EXERCISE INSTRUCTIONS
When duplicating the records beneath this instruction, omit every picture and keep all else exact.

(Data records for software interfaces)
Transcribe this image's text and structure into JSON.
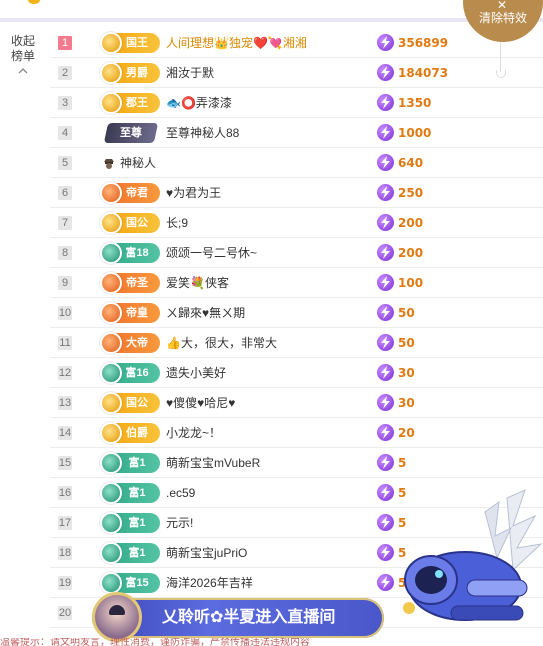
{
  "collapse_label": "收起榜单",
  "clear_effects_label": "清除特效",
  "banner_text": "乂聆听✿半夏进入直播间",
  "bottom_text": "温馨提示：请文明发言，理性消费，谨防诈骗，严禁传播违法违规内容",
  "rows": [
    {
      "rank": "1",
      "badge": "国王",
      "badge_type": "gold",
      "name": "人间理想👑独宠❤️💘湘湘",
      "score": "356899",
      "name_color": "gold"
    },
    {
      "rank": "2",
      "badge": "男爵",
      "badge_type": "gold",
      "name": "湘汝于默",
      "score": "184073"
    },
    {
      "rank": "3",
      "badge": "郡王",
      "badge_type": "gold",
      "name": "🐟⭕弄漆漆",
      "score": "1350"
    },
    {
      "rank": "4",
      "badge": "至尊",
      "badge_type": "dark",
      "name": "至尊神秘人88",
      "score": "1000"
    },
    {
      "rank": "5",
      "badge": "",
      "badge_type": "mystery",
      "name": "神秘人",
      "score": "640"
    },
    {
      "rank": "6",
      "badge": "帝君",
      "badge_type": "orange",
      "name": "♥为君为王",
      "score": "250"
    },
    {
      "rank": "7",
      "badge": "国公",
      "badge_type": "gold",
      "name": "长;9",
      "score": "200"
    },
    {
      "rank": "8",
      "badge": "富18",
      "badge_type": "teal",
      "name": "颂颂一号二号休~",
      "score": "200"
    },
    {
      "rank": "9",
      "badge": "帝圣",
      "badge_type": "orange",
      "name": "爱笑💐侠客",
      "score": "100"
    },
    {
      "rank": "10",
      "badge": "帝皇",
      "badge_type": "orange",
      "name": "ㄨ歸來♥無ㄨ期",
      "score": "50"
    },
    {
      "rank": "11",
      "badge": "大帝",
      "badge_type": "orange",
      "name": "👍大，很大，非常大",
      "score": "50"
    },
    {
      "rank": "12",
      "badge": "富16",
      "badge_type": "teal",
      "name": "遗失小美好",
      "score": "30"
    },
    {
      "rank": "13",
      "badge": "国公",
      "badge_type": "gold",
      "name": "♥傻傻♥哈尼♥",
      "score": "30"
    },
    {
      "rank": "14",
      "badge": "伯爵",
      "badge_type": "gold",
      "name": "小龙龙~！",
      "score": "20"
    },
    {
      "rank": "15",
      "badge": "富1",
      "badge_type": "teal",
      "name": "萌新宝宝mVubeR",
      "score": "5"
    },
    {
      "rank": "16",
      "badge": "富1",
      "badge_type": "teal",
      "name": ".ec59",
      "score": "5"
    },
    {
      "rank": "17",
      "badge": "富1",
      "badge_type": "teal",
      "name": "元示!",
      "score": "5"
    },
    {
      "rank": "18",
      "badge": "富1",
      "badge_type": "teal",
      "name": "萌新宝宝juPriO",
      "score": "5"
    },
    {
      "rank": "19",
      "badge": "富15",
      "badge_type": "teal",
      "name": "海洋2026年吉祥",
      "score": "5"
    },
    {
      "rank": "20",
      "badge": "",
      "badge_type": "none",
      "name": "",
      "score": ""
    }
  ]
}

ANSWER FOR THIS EXERCISE
Transcribe this image's text and structure into JSON.
{
  "collapse_label": "收起榜单",
  "clear_effects_label": "清除特效",
  "banner_text": "乂聆听✿半夏进入直播间",
  "bottom_text": "温馨提示：请文明发言，理性消费，谨防诈骗，严禁传播违法违规内容",
  "rows": [
    {
      "rank": "1",
      "badge": "国王",
      "badge_type": "gold",
      "name": "人间理想👑独宠❤️💘湘湘",
      "score": "356899",
      "name_color": "gold"
    },
    {
      "rank": "2",
      "badge": "男爵",
      "badge_type": "gold",
      "name": "湘汝于默",
      "score": "184073"
    },
    {
      "rank": "3",
      "badge": "郡王",
      "badge_type": "gold",
      "name": "🐟⭕弄漆漆",
      "score": "1350"
    },
    {
      "rank": "4",
      "badge": "至尊",
      "badge_type": "dark",
      "name": "至尊神秘人88",
      "score": "1000"
    },
    {
      "rank": "5",
      "badge": "",
      "badge_type": "mystery",
      "name": "神秘人",
      "score": "640"
    },
    {
      "rank": "6",
      "badge": "帝君",
      "badge_type": "orange",
      "name": "♥为君为王",
      "score": "250"
    },
    {
      "rank": "7",
      "badge": "国公",
      "badge_type": "gold",
      "name": "长;9",
      "score": "200"
    },
    {
      "rank": "8",
      "badge": "富18",
      "badge_type": "teal",
      "name": "颂颂一号二号休~",
      "score": "200"
    },
    {
      "rank": "9",
      "badge": "帝圣",
      "badge_type": "orange",
      "name": "爱笑💐侠客",
      "score": "100"
    },
    {
      "rank": "10",
      "badge": "帝皇",
      "badge_type": "orange",
      "name": "ㄨ歸來♥無ㄨ期",
      "score": "50"
    },
    {
      "rank": "11",
      "badge": "大帝",
      "badge_type": "orange",
      "name": "👍大，很大，非常大",
      "score": "50"
    },
    {
      "rank": "12",
      "badge": "富16",
      "badge_type": "teal",
      "name": "遗失小美好",
      "score": "30"
    },
    {
      "rank": "13",
      "badge": "国公",
      "badge_type": "gold",
      "name": "♥傻傻♥哈尼♥",
      "score": "30"
    },
    {
      "rank": "14",
      "badge": "伯爵",
      "badge_type": "gold",
      "name": "小龙龙~！",
      "score": "20"
    },
    {
      "rank": "15",
      "badge": "富1",
      "badge_type": "teal",
      "name": "萌新宝宝mVubeR",
      "score": "5"
    },
    {
      "rank": "16",
      "badge": "富1",
      "badge_type": "teal",
      "name": ".ec59",
      "score": "5"
    },
    {
      "rank": "17",
      "badge": "富1",
      "badge_type": "teal",
      "name": "元示!",
      "score": "5"
    },
    {
      "rank": "18",
      "badge": "富1",
      "badge_type": "teal",
      "name": "萌新宝宝juPriO",
      "score": "5"
    },
    {
      "rank": "19",
      "badge": "富15",
      "badge_type": "teal",
      "name": "海洋2026年吉祥",
      "score": "5"
    },
    {
      "rank": "20",
      "badge": "",
      "badge_type": "none",
      "name": "",
      "score": ""
    }
  ]
}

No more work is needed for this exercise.